This Asian model is too authoritarian for Western tastes. In Singapore, Lee's party wins every election, and Lee's system is much admired and to some extent copied by obdurately undemocratic China.
But, as Micklethwait and Wooldridge argue, nations that are starting out can produce innovations impossible in nations where entrenched interests resist change, just as many countries leapfrogged landlines for cellphones.
Change is difficult, the authors argue -- but also inevitable. One reason is Herbert Stein's maxim that what can't go on won't. The other is technological change. The Webbs' welfare state is out of sync with the information revolution.
Evidence: healthcare.gov. The Obama administration had 42 months to prepare, as long as from Pearl Harbor to victory in Europe. It failed and promised to employ "private sector" methods instead.
Obamacare is an attempt to control health care on the assumption that centralized government can make better decisions than citizens can make for themselves.
That assumption, perhaps valid a century ago, is being discredited now. "The desire to control everything," the authors write, "is giving way to pluralism, uniformity to diversity, centralization to localism, opacity to transparency, and immobilisme, or resistance to change, to experimentalism."
"Trim the state and revitalize democracy," they recommend. Let a Simpson-Bowles-type commission revise entitlement law, just as the Federal Reserve handles the money supply.
End crony capitalism. Sell off federal land. Limit tax breaks -- mortgage and local tax deductions, the non-taxability of employer-provided health insurance -- for the affluent.

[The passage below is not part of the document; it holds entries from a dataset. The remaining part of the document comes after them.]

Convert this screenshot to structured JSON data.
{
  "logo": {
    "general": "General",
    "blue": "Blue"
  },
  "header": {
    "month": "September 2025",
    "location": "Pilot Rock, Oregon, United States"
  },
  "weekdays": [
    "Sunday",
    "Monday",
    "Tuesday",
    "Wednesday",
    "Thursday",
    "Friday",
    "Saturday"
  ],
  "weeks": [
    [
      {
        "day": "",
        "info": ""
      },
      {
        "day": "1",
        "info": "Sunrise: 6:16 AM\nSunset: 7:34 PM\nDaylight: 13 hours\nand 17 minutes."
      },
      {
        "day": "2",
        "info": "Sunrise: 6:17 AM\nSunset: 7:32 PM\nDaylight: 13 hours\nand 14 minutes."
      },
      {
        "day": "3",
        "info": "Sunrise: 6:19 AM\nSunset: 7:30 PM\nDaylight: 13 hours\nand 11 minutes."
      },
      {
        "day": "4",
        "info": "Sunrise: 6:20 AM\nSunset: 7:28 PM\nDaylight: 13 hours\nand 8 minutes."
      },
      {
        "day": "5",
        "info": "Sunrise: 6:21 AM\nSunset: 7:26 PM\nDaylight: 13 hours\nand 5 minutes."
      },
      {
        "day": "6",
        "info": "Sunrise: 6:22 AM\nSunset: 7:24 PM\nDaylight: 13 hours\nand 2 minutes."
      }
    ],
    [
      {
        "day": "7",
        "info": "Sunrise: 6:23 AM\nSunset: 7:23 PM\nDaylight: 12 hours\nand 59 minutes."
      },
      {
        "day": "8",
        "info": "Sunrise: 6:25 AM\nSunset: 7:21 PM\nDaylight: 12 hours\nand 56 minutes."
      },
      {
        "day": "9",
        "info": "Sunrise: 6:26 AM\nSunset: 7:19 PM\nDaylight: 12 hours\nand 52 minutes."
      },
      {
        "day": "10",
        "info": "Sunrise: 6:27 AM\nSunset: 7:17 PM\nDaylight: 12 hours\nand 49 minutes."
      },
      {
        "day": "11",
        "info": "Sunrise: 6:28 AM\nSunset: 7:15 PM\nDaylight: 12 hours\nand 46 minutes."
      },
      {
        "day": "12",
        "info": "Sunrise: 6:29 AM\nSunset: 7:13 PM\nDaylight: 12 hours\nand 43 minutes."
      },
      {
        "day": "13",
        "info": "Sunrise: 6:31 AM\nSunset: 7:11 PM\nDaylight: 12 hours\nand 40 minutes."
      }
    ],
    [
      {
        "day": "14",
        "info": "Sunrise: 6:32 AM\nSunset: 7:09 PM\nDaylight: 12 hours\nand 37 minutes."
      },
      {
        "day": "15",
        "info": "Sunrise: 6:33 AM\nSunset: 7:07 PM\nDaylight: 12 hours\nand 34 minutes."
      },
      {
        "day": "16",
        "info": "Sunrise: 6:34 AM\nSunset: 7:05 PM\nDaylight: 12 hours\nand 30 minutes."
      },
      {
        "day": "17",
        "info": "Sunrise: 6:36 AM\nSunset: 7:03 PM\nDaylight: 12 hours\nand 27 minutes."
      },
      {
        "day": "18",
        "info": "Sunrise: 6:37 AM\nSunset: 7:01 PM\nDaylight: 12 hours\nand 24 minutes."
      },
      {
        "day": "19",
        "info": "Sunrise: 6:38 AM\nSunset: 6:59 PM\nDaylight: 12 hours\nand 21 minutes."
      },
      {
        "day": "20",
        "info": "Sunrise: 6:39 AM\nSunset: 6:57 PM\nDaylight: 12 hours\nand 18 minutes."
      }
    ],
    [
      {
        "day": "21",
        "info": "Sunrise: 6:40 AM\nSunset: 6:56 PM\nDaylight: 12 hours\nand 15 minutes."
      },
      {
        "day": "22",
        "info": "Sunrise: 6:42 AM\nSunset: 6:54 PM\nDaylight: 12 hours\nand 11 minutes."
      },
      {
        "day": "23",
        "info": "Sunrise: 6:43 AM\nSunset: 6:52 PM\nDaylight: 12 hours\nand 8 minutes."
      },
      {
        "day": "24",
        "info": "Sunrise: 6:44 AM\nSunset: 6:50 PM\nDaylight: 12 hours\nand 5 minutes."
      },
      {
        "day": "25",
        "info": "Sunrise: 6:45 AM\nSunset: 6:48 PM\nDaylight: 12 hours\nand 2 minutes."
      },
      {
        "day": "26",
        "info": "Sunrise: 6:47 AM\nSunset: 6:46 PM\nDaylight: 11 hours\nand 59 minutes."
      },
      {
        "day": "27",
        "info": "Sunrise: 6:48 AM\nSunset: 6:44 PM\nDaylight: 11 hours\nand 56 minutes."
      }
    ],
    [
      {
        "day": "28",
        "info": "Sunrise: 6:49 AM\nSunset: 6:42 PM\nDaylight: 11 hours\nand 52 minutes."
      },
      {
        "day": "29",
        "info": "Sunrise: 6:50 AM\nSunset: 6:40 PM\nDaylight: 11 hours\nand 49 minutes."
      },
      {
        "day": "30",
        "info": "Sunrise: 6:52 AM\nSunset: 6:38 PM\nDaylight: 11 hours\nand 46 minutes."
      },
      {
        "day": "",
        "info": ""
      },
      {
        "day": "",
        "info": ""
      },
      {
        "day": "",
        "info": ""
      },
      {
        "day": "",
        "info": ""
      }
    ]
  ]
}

Here's another idea. Elect a president, unlike this one, able and willing to negotiate solutions on entitlements and taxes.